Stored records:
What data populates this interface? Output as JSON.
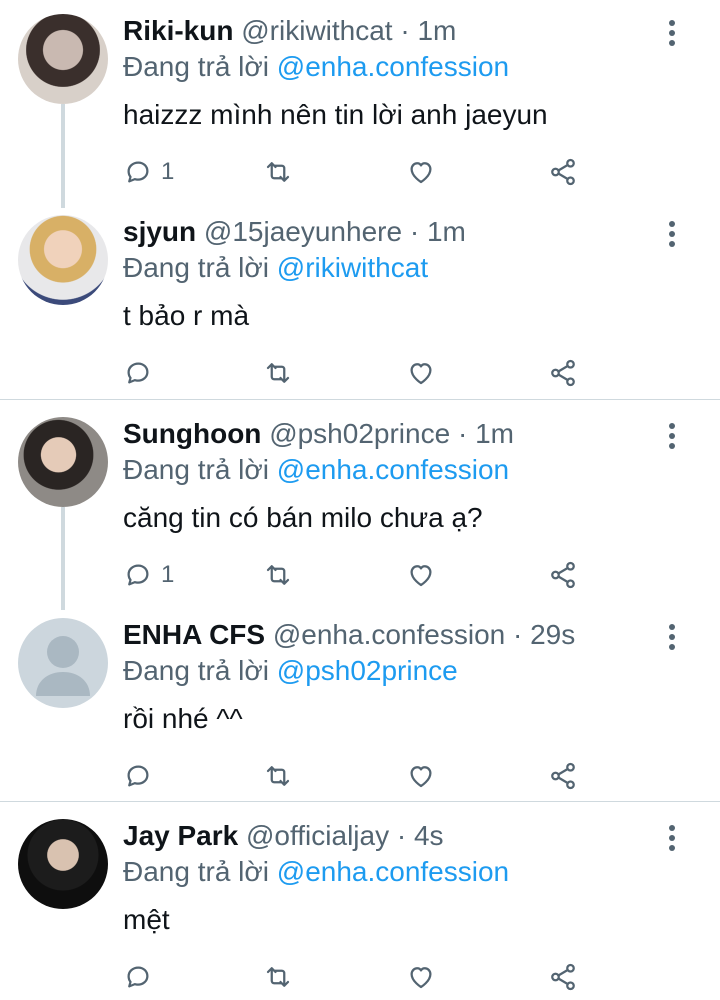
{
  "reply_prefix": "Đang trả lời",
  "tweets": [
    {
      "name": "Riki-kun",
      "handle": "@rikiwithcat",
      "time": "1m",
      "reply_to": "@enha.confession",
      "text": "haizzz mình nên tin lời anh jaeyun",
      "reply_count": "1",
      "avatar": "photo-avatar"
    },
    {
      "name": "sjyun",
      "handle": "@15jaeyunhere",
      "time": "1m",
      "reply_to": "@rikiwithcat",
      "text": "t bảo r mà",
      "reply_count": "",
      "avatar": "photo-avatar"
    },
    {
      "name": "Sunghoon",
      "handle": "@psh02prince",
      "time": "1m",
      "reply_to": "@enha.confession",
      "text": "căng tin có bán milo chưa ạ?",
      "reply_count": "1",
      "avatar": "photo-avatar"
    },
    {
      "name": "ENHA CFS",
      "handle": "@enha.confession",
      "time": "29s",
      "reply_to": "@psh02prince",
      "text": "rồi nhé ^^",
      "reply_count": "",
      "avatar": "default-avatar"
    },
    {
      "name": "Jay Park",
      "handle": "@officialjay",
      "time": "4s",
      "reply_to": "@enha.confession",
      "text": "mệt",
      "reply_count": "",
      "avatar": "photo-avatar"
    }
  ],
  "colors": {
    "link": "#1d9bf0",
    "secondary": "#536471",
    "line": "#cfd9de"
  }
}
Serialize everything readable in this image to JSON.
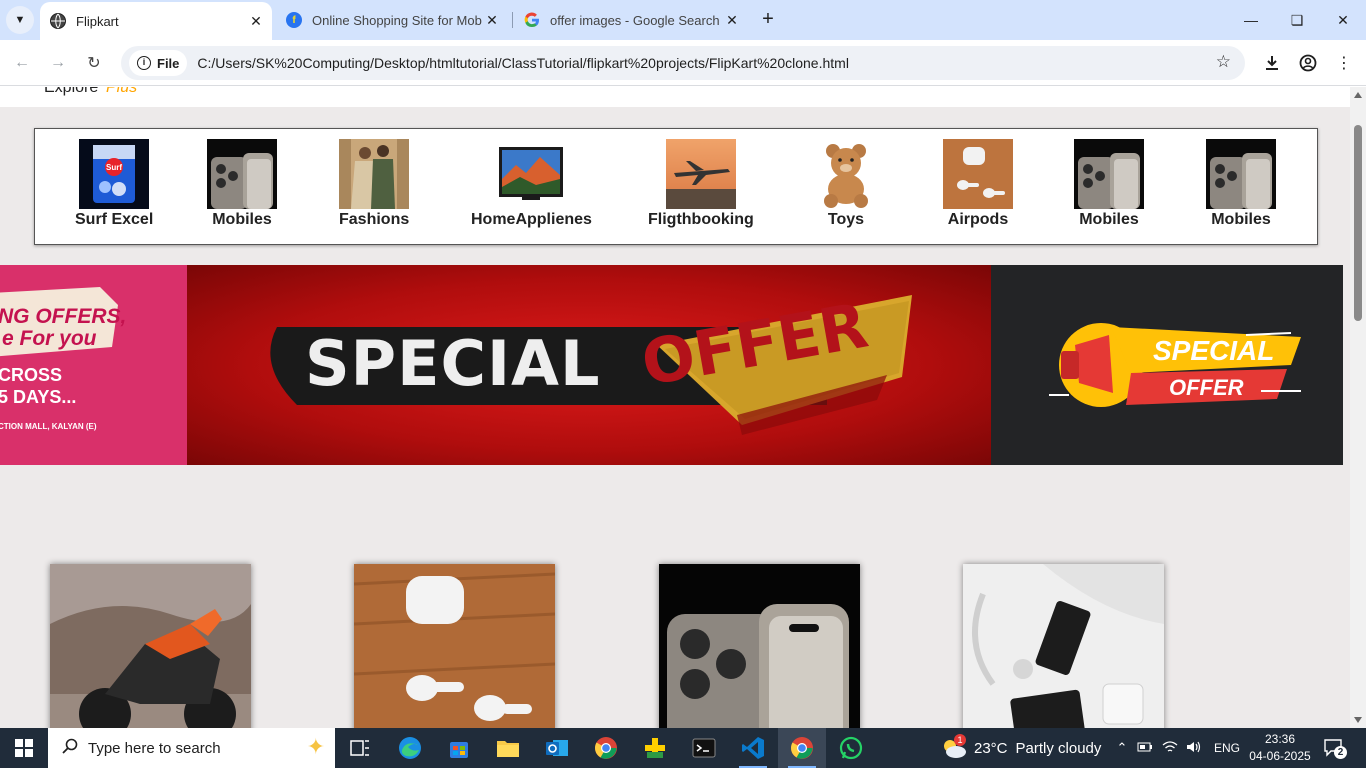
{
  "browser": {
    "tabs": [
      {
        "title": "Flipkart",
        "active": true
      },
      {
        "title": "Online Shopping Site for Mobile",
        "active": false
      },
      {
        "title": "offer images - Google Search",
        "active": false
      }
    ],
    "site_info_label": "File",
    "url": "C:/Users/SK%20Computing/Desktop/htmltutorial/ClassTutorial/flipkart%20projects/FlipKart%20clone.html"
  },
  "page": {
    "nav": {
      "explore": "Explore",
      "plus": "Plus"
    },
    "categories": [
      {
        "label": "Surf Excel"
      },
      {
        "label": "Mobiles"
      },
      {
        "label": "Fashions"
      },
      {
        "label": "HomeApplienes"
      },
      {
        "label": "Fligthbooking"
      },
      {
        "label": "Toys"
      },
      {
        "label": "Airpods"
      },
      {
        "label": "Mobiles"
      },
      {
        "label": "Mobiles"
      }
    ],
    "banners": {
      "left_lines": [
        "NG OFFERS,",
        "e For you",
        "CROSS",
        "5 DAYS...",
        "CTION MALL, KALYAN (E)"
      ],
      "center_word1": "SPECIAL",
      "center_word2": "OFFER",
      "right_word1": "SPECIAL",
      "right_word2": "OFFER"
    },
    "products": [
      {
        "name": "motorbike-image"
      },
      {
        "name": "airpods-image"
      },
      {
        "name": "iphone-image"
      },
      {
        "name": "gadgets-image"
      }
    ]
  },
  "taskbar": {
    "search_placeholder": "Type here to search",
    "weather_temp": "23°C",
    "weather_desc": "Partly cloudy",
    "weather_badge": "1",
    "language": "ENG",
    "time": "23:36",
    "date": "04-06-2025",
    "notification_count": "2"
  },
  "colors": {
    "tabbar_bg": "#d3e3fd",
    "page_bg": "#edeaea",
    "plus_accent": "#ffa500",
    "taskbar_bg": "#202c3a"
  }
}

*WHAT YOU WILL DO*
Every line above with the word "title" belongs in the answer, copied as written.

*SOLUTION BELOW*
        "title": "Flipkart",
        "title": "Online Shopping Site for Mobile",
        "title": "offer images - Google Search",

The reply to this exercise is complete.